Non-Iterator Functions are functions that operate on an entire table or a specific column. These functions are used to perform calculations that do not depend on the context of the current row and are typically used for aggregating data.
Although non-iterator functions are generally faster & more efficient than iterator functions, the latter provide more flexibility and are necessary for more complex calculations. By knowing the differences between the two types of functions, you can select the appropriate function for the task at hand and create more effective and efficient DAX formulas.
- SUM: Calculates the sum of a column.
- AVERAGE: Calculates the average of a column.
- MIN: Calculates the minimum value in a column.
- MAX: Calculates the maximum value in a column.
- COUNT: Counts the number of rows in a column that contain a value.
For example, the SUM function is used to sum the sales amount for all dates in the following expression:
Commonly used DAX functions grouped by category
- SUM: Calculates the sum of a column.
- SUMX: Calculates the sum of an expression over a table.
- AVERAGE: Calculates the average of the given column.
- AVERAGEX: Calculates the average of an DAX expression over a table.
- COUNT: Counts the number of rows in the given column.
- COUNTX: Counts the number of rows in an expression over a table.
- MAX: Returns the maximum value from the column passed in this function.
- MAXX: Returns the maximum value in an expression over a table.
- MIN: Returns the minimum value from the column passed in this function.
- MINX: Returns the minimum value in an expression over a table.
- DISTINCTCOUNT: Returns the count of distinct values in a column.
- FILTER: Returns a table after evaluating the filter expression.
- ALL: Returns all the rows in a table or column, ignoring any filters that might have been applied.
- VALUES: Returns a table with the distinct values from a column.
- REMOVEFILTERS: Removes all filters from a table or column.
- RELATED: It retrieves a value that is connected or associated with another table..
- RELATEDTABLE: It returns a table connected to the current table.
- CROSSFILTER: Creates a relationship between two tables and sets the filter direction.
- IF: Evaluates a logical expression and returns one value if the expression is true and another value if the expression is false.
- SWITCH: Evaluates an expression against a list of values and returns a result corresponding to the first matching value.
- HASONEVALUE: Returns a Boolean value indicating whether a column has only one distinct value.
- ISFILTERED: Returns a Boolean value indicating whether a table or column is filtered.
- ISCROSSFILTERED: Returns a Boolean value indicating whether a table or column is filtered in a specific direction.

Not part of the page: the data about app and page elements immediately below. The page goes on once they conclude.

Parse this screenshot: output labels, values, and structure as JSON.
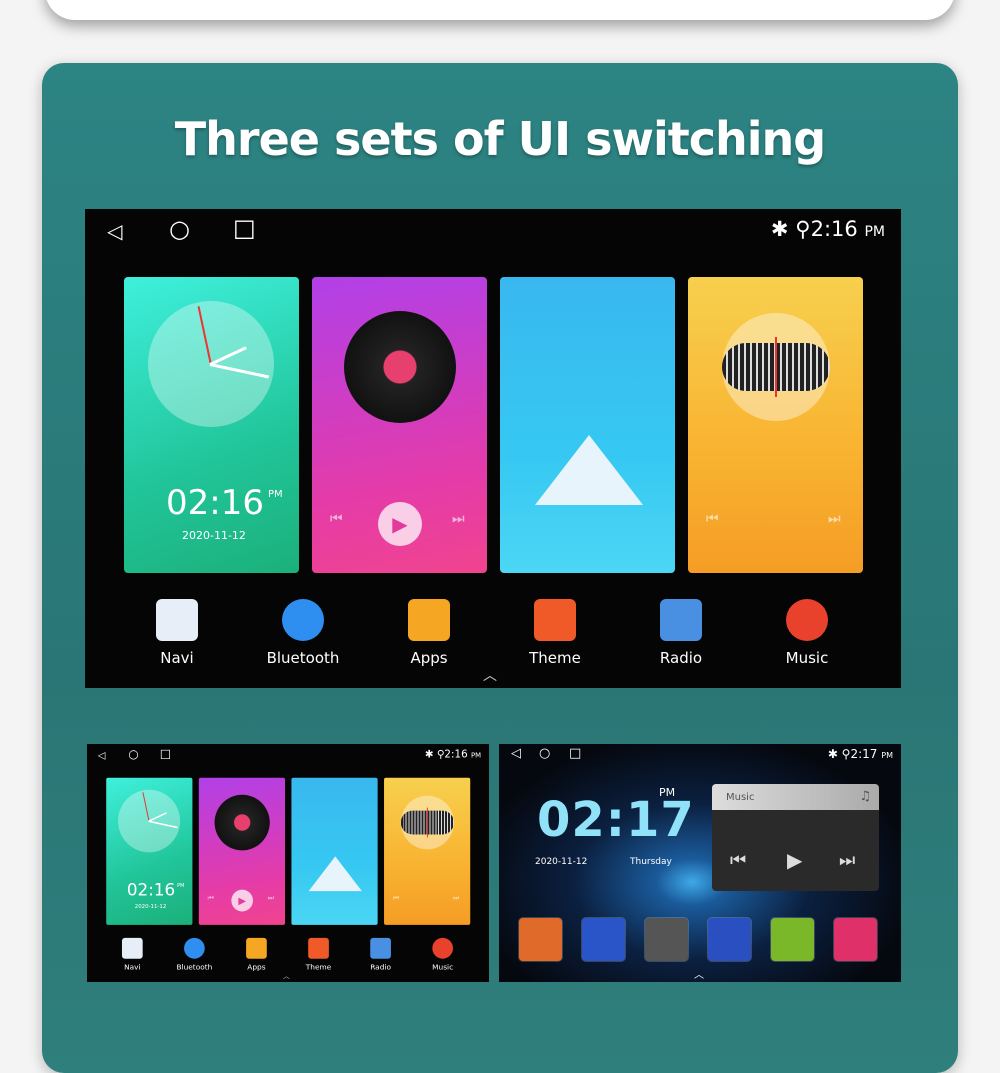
{
  "headline": "Three sets of UI switching",
  "home": {
    "nav": {
      "back": "◁",
      "home": "○",
      "recent": "□"
    },
    "status": {
      "time": "2:16",
      "ampm": "PM",
      "bluetooth": "bluetooth-icon",
      "location": "location-icon"
    },
    "clock": {
      "time": "02:16",
      "ampm": "PM",
      "date": "2020-11-12"
    },
    "dock": [
      {
        "label": "Navi",
        "icon": "navi-icon",
        "color": "#e8eef8"
      },
      {
        "label": "Bluetooth",
        "icon": "bluetooth-phone-icon",
        "color": "#2f8ff0"
      },
      {
        "label": "Apps",
        "icon": "apps-icon",
        "color": "#f5a623"
      },
      {
        "label": "Theme",
        "icon": "theme-brush-icon",
        "color": "#f05a28"
      },
      {
        "label": "Radio",
        "icon": "radio-icon",
        "color": "#4a90e2"
      },
      {
        "label": "Music",
        "icon": "music-icon",
        "color": "#e8412c"
      }
    ]
  },
  "music_ui": {
    "nav": {
      "back": "◁",
      "home": "○",
      "recent": "□"
    },
    "status": {
      "time": "2:17",
      "ampm": "PM"
    },
    "clock": {
      "time": "02:17",
      "ampm": "PM",
      "date": "2020-11-12",
      "day": "Thursday"
    },
    "widget": {
      "title": "Music",
      "prev": "⏮",
      "play": "▶",
      "next": "⏭"
    },
    "dock_icons": [
      {
        "icon": "navi-icon",
        "color": "#e06a2a"
      },
      {
        "icon": "bluetooth-phone-icon",
        "color": "#2a55c8"
      },
      {
        "icon": "apps-icon",
        "color": "#555555"
      },
      {
        "icon": "theme-brush-icon",
        "color": "#2a4fc0"
      },
      {
        "icon": "radio-icon",
        "color": "#7ab829"
      },
      {
        "icon": "music-icon",
        "color": "#e0306a"
      }
    ]
  }
}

- CALCULATE: Evaluates an DAX expression in a modified filter context.
- CALCULATETABLE: Evaluates an DAX expression in a modified filter context over a table.
- CALCULATECOLUMNS: Evaluates a Power BI DAX expression in a modified filter context over a table and returns the result as a table.

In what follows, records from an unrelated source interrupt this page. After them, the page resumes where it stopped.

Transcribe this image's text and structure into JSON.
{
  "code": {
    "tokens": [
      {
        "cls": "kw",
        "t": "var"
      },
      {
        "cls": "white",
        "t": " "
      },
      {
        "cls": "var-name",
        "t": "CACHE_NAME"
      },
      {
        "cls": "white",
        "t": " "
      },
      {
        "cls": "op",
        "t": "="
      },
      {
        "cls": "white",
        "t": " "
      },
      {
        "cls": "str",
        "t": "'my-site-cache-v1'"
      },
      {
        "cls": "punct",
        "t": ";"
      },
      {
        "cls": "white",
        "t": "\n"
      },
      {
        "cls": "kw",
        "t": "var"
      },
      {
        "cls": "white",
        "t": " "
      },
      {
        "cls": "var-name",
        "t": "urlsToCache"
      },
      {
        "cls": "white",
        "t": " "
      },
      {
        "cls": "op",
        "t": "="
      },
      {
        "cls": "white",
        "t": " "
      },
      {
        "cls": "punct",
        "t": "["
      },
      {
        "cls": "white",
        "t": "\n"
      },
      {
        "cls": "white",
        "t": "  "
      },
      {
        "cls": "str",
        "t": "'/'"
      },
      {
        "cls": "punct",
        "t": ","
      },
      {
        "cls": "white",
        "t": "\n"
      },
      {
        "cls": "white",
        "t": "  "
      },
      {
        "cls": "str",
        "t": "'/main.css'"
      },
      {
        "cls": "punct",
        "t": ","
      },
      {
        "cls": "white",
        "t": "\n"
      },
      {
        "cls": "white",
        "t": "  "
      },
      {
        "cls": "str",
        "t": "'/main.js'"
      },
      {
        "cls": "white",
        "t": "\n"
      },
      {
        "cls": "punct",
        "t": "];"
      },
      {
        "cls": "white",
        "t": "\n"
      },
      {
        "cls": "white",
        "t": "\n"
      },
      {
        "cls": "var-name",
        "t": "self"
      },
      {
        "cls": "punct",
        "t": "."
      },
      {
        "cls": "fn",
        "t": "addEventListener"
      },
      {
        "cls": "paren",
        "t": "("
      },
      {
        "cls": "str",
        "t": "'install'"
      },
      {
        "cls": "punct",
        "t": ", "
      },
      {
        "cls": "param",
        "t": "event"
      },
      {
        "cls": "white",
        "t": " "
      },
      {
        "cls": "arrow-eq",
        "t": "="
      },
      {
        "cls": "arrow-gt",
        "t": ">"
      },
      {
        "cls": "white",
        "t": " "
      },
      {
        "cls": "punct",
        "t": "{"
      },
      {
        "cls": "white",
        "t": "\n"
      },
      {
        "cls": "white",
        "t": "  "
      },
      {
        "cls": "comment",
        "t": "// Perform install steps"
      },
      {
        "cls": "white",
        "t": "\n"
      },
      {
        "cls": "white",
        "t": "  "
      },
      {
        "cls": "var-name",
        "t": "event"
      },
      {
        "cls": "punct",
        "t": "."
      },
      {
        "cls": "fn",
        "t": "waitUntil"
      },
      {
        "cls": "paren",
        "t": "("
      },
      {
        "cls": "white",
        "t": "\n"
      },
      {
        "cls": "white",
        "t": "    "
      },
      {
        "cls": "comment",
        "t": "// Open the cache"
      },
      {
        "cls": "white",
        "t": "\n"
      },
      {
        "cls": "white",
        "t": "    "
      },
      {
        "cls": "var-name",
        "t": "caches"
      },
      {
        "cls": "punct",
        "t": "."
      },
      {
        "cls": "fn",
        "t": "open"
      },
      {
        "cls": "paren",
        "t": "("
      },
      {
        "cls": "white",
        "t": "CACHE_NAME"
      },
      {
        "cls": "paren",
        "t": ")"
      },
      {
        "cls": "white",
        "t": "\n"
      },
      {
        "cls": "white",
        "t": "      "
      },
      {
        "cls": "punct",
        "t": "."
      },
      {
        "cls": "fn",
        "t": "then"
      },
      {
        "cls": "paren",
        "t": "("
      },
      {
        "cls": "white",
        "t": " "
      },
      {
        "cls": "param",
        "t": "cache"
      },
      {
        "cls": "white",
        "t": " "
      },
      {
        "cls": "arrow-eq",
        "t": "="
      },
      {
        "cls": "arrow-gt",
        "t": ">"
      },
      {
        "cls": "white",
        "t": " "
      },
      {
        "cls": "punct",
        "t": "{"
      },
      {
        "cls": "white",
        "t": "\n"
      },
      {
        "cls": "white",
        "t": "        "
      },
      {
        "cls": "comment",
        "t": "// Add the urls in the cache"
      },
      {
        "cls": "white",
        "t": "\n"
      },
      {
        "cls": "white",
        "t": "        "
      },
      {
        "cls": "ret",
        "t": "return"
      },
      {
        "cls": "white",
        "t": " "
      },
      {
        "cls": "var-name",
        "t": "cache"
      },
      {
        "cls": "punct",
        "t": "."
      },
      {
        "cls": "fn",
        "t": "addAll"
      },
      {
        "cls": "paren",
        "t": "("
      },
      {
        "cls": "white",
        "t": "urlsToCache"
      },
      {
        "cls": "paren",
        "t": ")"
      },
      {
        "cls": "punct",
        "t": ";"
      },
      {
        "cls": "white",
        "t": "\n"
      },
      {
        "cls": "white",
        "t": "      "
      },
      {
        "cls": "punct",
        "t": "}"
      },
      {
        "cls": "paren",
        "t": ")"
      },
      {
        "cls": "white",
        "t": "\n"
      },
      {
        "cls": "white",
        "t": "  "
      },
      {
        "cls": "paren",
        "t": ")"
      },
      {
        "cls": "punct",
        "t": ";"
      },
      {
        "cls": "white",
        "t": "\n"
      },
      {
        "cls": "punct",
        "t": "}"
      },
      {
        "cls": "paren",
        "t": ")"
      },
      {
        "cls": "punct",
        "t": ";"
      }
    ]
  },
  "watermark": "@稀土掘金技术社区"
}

- CALCULATEVALUES: It evaluates an DAX expression in a modified filter context and returns the result as a single value.
- SUMMARIZE: Aggregates data over a table and groups the results by one or more columns.
- SUMMARIZECOLUMNS: Aggregates data over a table and returns the result as a DAX table.
- GROUPBY: Groups data over a table and applies aggregations (one or more) to the groups.
- CONCATENATEX: Concatenates the values of a column into a string using a provided delimiter.
- DIVIDE: Divides a given number by another and returns the result.
- RANKX: Returns the rank of an DAX expression in a table.
- TOPN: Returns the top N rows of a table based on a specified DAX expression.
- COUNTROWS: Counts the number of rows in a Power BI table.
In conclusion, Power BI DAX is a powerful language that enables data analysts to create complex calculations and formulas to analyze and visualize data in Power BI and other Microsoft tools. Understanding the key concepts of calculated columns, measures, contexts, data modeling, and relationships is essential for creating effective Power BI DAX formulas. By mastering DAX, data analysts can unlock the full potential of their data and gain valuable insights that can drive business success.